But the film follows a familiar path for any viewer who is even remotely familiar with the career arc of one of New Zealand’s finest songwriters and: we meet Mr. Phillipps in Dunedin, licking his wounds from a recent career or personal setback. He is emerging from his funk and is putting the band (The Chills) back together. We hear about the long history of fine music, international opportunities, thwarted ambitions and missing band members. Audience members are stunned when they hear the brilliance of the music made between 1981-ish and 1992-ish and wonder how it was that – during the most lucrative period ever for recorded music – Phillipps would end the 90s on a sickness benefit fighting drug addiction and Hepatitis C.
Parnell’s new film, The Chills: The Triumph and Tragedy of Martin Phillipps, takes this template and turns it up to 11. It is, by any measure, definitive. We learn more about Phillipps – in sensitively shot interviews, fly-on-the-wall medical consultations and following him pottering around a house full of stuff – and the heavy heart is palpable. This extended portrait shows us how lovable he is but also how difficult he might be to work with.
The other day I reviewed John Reid’s book about John O’Shea and Pacific Films (Whatever It Takes, VUP) and noted how difficult it has always been in New Zealand to be a visionary. This film reinforces that impression. The obstacles to success in the 1980s were enormous, not least that no one had ever had pop success like that from New Zealand before. No one had any experience – they were all sleep-deprived pioneers.
This film honours all that work, all that ambition, without sugar-coating the mistakes and missteps that were made. It presents the music well – and sent me back to Submarine Bells which was my second favourite album after Brave Words which I still listen to often – the archive material is excellent and Phillipps’ own personal collection is kind of staggering. No wonder the museum exhibition (Things Change; Otago Museum 2018) was such a good idea.
Aside from the music, the film makes a case for past and current Chills to be the finest T-shirt wearers in NZ music history. Phillipps’ most famous attire might be the leather jacket or that Pink Frost sweater, but time and again there are images of the band wearing killer T-shirts – really desirable items – even in the present day interviews.

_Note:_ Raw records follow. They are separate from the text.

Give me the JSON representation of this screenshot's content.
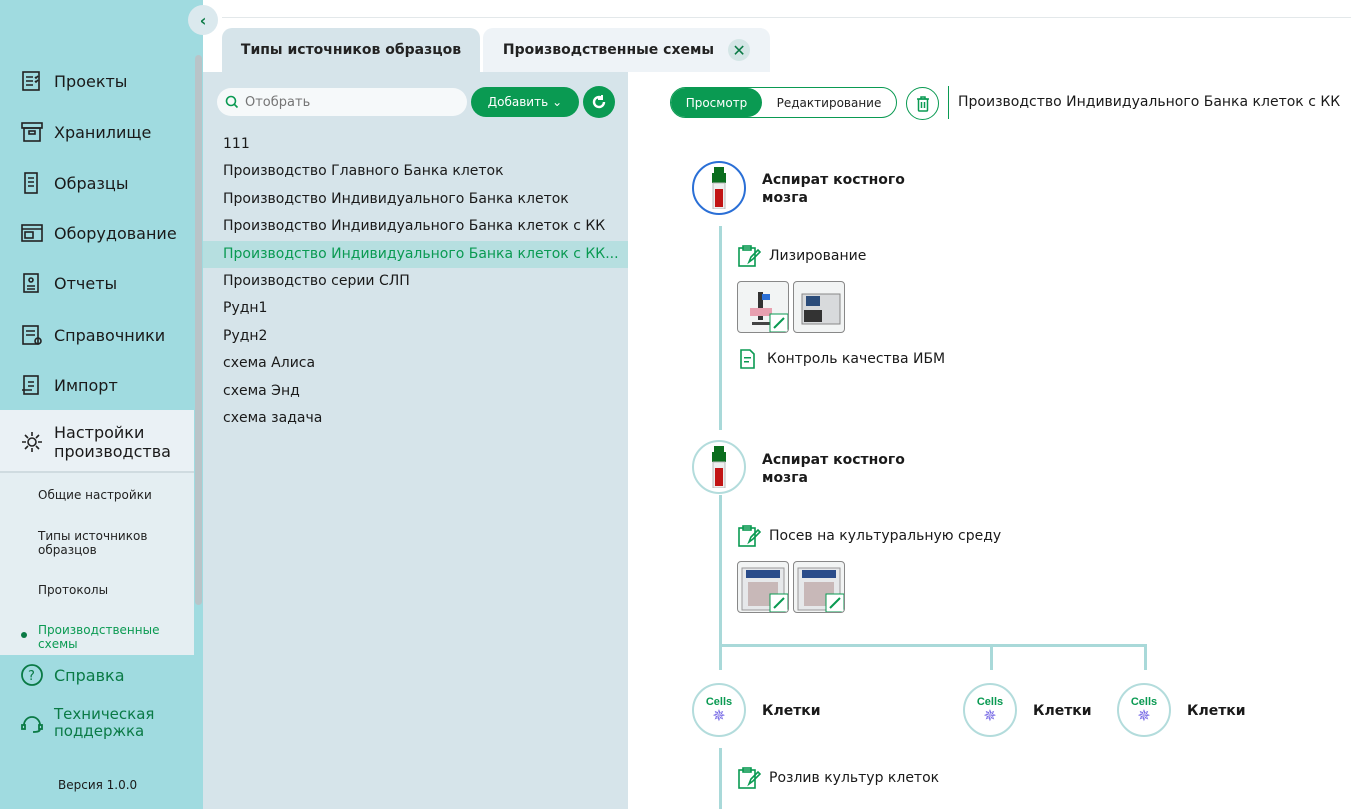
{
  "sidebar": {
    "items": [
      {
        "label": "Проекты",
        "icon": "projects-icon"
      },
      {
        "label": "Хранилище",
        "icon": "storage-icon"
      },
      {
        "label": "Образцы",
        "icon": "samples-icon"
      },
      {
        "label": "Оборудование",
        "icon": "equipment-icon"
      },
      {
        "label": "Отчеты",
        "icon": "reports-icon"
      },
      {
        "label": "Справочники",
        "icon": "reference-icon"
      },
      {
        "label": "Импорт",
        "icon": "import-icon"
      }
    ],
    "settings": {
      "label": "Настройки производства",
      "sub": [
        "Общие настройки",
        "Типы источников образцов",
        "Протоколы",
        "Производственные схемы"
      ],
      "active_sub": 3
    },
    "help": "Справка",
    "support": "Техническая поддержка",
    "version": "Версия 1.0.0"
  },
  "tabs": [
    {
      "label": "Типы источников образцов",
      "active": true
    },
    {
      "label": "Производственные схемы",
      "closable": true
    }
  ],
  "list": {
    "search_placeholder": "Отобрать",
    "add_label": "Добавить",
    "items": [
      "111",
      "Производство Главного Банка клеток",
      "Производство Индивидуального Банка клеток",
      "Производство Индивидуального Банка клеток с КК",
      "Производство Индивидуального Банка клеток с КК...",
      "Производство серии СЛП",
      "Рудн1",
      "Рудн2",
      "схема Алиса",
      "схема Энд",
      "схема задача"
    ],
    "selected": 4
  },
  "detail": {
    "mode_view": "Просмотр",
    "mode_edit": "Редактирование",
    "title": "Производство Индивидуального Банка клеток с КК",
    "flow": {
      "node1": "Аспират костного мозга",
      "step1": "Лизирование",
      "step1b": "Контроль качества ИБМ",
      "node2": "Аспират костного мозга",
      "step2": "Посев на культуральную среду",
      "cells_badge": "Cells",
      "cells": [
        "Клетки",
        "Клетки",
        "Клетки"
      ],
      "step3": "Розлив культур клеток"
    }
  },
  "colors": {
    "accent": "#0a9a52",
    "sidebar": "#a0dbe0",
    "panel": "#d6e4ea",
    "selected_row": "#b6dfe0",
    "connector": "#a9d9d9",
    "active_node": "#2a6fd6"
  }
}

Films like this usually pull the rug from you just before the end – the arc of redemption requires one more great low before any rejoicing – but Parnell’s film, and Phillipps himself, doesn’t sink to that. So much so that maybe the title is the wrong way around – it should be The Tragedy and Triumph of Martin Phillipps.
The Chills: The Triumph and Tragedy of Martin Phillipps is rated M for offensive language (not that you’d notice) and drug references (that you might) and is playing in fine cinemas across New Zealand now.
*A version of this film will eventually play on TV as it has some funding from NZ On Air.